» Work required: Entries must be copied exactly, with nothing left out.

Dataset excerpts
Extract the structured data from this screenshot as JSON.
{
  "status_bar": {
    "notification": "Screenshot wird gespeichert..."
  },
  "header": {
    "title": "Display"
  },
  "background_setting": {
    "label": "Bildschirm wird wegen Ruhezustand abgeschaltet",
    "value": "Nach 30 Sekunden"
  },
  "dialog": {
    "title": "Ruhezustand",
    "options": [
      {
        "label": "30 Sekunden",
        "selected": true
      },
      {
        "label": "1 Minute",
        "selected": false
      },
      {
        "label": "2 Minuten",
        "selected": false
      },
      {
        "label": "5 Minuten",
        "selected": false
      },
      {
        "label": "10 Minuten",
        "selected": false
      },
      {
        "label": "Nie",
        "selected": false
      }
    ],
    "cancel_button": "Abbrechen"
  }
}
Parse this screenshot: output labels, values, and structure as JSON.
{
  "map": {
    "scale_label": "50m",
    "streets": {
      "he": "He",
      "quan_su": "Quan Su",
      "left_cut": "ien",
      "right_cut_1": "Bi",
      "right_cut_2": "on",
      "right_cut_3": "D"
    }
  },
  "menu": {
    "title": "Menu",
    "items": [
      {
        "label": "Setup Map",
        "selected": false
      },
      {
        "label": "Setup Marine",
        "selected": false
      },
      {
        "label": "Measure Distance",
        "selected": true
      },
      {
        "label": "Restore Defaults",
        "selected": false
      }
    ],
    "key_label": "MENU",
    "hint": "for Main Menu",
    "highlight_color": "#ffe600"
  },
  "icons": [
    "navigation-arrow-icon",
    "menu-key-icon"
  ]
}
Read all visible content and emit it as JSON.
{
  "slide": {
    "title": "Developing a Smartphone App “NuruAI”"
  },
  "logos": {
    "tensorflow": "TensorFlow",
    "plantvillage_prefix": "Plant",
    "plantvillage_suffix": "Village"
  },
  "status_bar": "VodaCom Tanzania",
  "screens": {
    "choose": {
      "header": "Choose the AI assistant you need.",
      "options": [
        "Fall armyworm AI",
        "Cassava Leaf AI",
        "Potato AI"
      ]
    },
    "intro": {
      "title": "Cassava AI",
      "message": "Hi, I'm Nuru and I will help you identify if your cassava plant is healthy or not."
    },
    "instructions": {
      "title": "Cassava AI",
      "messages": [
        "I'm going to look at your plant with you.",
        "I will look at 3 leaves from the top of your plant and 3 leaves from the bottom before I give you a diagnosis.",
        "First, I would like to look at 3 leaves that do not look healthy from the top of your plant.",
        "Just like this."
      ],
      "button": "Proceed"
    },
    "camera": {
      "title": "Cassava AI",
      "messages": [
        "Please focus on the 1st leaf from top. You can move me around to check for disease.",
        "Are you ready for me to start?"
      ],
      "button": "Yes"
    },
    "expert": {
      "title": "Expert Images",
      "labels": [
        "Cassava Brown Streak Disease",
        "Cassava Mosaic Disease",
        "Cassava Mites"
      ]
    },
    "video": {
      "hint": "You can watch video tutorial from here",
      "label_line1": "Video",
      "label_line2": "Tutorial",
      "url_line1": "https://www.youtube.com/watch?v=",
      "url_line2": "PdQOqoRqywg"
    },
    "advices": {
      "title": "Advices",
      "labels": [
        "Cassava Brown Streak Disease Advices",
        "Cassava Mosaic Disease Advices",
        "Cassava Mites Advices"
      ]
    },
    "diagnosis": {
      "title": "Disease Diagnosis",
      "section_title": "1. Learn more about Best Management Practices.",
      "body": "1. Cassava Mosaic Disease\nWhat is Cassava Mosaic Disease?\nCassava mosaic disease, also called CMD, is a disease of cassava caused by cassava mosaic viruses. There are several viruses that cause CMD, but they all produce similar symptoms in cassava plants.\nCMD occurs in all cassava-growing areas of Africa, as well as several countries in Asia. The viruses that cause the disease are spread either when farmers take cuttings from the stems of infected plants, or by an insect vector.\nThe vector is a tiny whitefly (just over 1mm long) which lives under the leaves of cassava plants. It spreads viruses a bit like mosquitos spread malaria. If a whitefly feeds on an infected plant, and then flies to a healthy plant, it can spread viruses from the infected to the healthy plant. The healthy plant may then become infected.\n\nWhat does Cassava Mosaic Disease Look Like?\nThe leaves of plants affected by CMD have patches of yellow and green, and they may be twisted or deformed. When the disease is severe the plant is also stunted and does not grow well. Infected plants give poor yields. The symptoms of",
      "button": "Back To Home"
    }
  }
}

» Problem solution:
Extract the structured data from this screenshot as JSON.
{
  "status_bar": {
    "notification": "Screenshot wird gespeichert..."
  },
  "header": {
    "title": "Display"
  },
  "background_setting": {
    "label": "Bildschirm wird wegen Ruhezustand abgeschaltet",
    "value": "Nach 30 Sekunden"
  },
  "dialog": {
    "title": "Ruhezustand",
    "options": [
      {
        "label": "30 Sekunden",
        "selected": true
      },
      {
        "label": "1 Minute",
        "selected": false
      },
      {
        "label": "2 Minuten",
        "selected": false
      },
      {
        "label": "5 Minuten",
        "selected": false
      },
      {
        "label": "10 Minuten",
        "selected": false
      },
      {
        "label": "Nie",
        "selected": false
      }
    ],
    "cancel_button": "Abbrechen"
  }
}
Parse this screenshot: output labels, values, and structure as JSON.
{
  "map": {
    "scale_label": "50m",
    "streets": {
      "he": "He",
      "quan_su": "Quan Su",
      "left_cut": "ien",
      "right_cut_1": "Bi",
      "right_cut_2": "on",
      "right_cut_3": "D"
    }
  },
  "menu": {
    "title": "Menu",
    "items": [
      {
        "label": "Setup Map",
        "selected": false
      },
      {
        "label": "Setup Marine",
        "selected": false
      },
      {
        "label": "Measure Distance",
        "selected": true
      },
      {
        "label": "Restore Defaults",
        "selected": false
      }
    ],
    "key_label": "MENU",
    "hint": "for Main Menu",
    "highlight_color": "#ffe600"
  },
  "icons": [
    "navigation-arrow-icon",
    "menu-key-icon"
  ]
}
Read all visible content and emit it as JSON.
{
  "slide": {
    "title": "Developing a Smartphone App “NuruAI”"
  },
  "logos": {
    "tensorflow": "TensorFlow",
    "plantvillage_prefix": "Plant",
    "plantvillage_suffix": "Village"
  },
  "status_bar": "VodaCom Tanzania",
  "screens": {
    "choose": {
      "header": "Choose the AI assistant you need.",
      "options": [
        "Fall armyworm AI",
        "Cassava Leaf AI",
        "Potato AI"
      ]
    },
    "intro": {
      "title": "Cassava AI",
      "message": "Hi, I'm Nuru and I will help you identify if your cassava plant is healthy or not."
    },
    "instructions": {
      "title": "Cassava AI",
      "messages": [
        "I'm going to look at your plant with you.",
        "I will look at 3 leaves from the top of your plant and 3 leaves from the bottom before I give you a diagnosis.",
        "First, I would like to look at 3 leaves that do not look healthy from the top of your plant.",
        "Just like this."
      ],
      "button": "Proceed"
    },
    "camera": {
      "title": "Cassava AI",
      "messages": [
        "Please focus on the 1st leaf from top. You can move me around to check for disease.",
        "Are you ready for me to start?"
      ],
      "button": "Yes"
    },
    "expert": {
      "title": "Expert Images",
      "labels": [
        "Cassava Brown Streak Disease",
        "Cassava Mosaic Disease",
        "Cassava Mites"
      ]
    },
    "video": {
      "hint": "You can watch video tutorial from here",
      "label_line1": "Video",
      "label_line2": "Tutorial",
      "url_line1": "https://www.youtube.com/watch?v=",
      "url_line2": "PdQOqoRqywg"
    },
    "advices": {
      "title": "Advices",
      "labels": [
        "Cassava Brown Streak Disease Advices",
        "Cassava Mosaic Disease Advices",
        "Cassava Mites Advices"
      ]
    },
    "diagnosis": {
      "title": "Disease Diagnosis",
      "section_title": "1. Learn more about Best Management Practices.",
      "body": "1. Cassava Mosaic Disease\nWhat is Cassava Mosaic Disease?\nCassava mosaic disease, also called CMD, is a disease of cassava caused by cassava mosaic viruses. There are several viruses that cause CMD, but they all produce similar symptoms in cassava plants.\nCMD occurs in all cassava-growing areas of Africa, as well as several countries in Asia. The viruses that cause the disease are spread either when farmers take cuttings from the stems of infected plants, or by an insect vector.\nThe vector is a tiny whitefly (just over 1mm long) which lives under the leaves of cassava plants. It spreads viruses a bit like mosquitos spread malaria. If a whitefly feeds on an infected plant, and then flies to a healthy plant, it can spread viruses from the infected to the healthy plant. The healthy plant may then become infected.\n\nWhat does Cassava Mosaic Disease Look Like?\nThe leaves of plants affected by CMD have patches of yellow and green, and they may be twisted or deformed. When the disease is severe the plant is also stunted and does not grow well. Infected plants give poor yields. The symptoms of",
      "button": "Back To Home"
    }
  }
}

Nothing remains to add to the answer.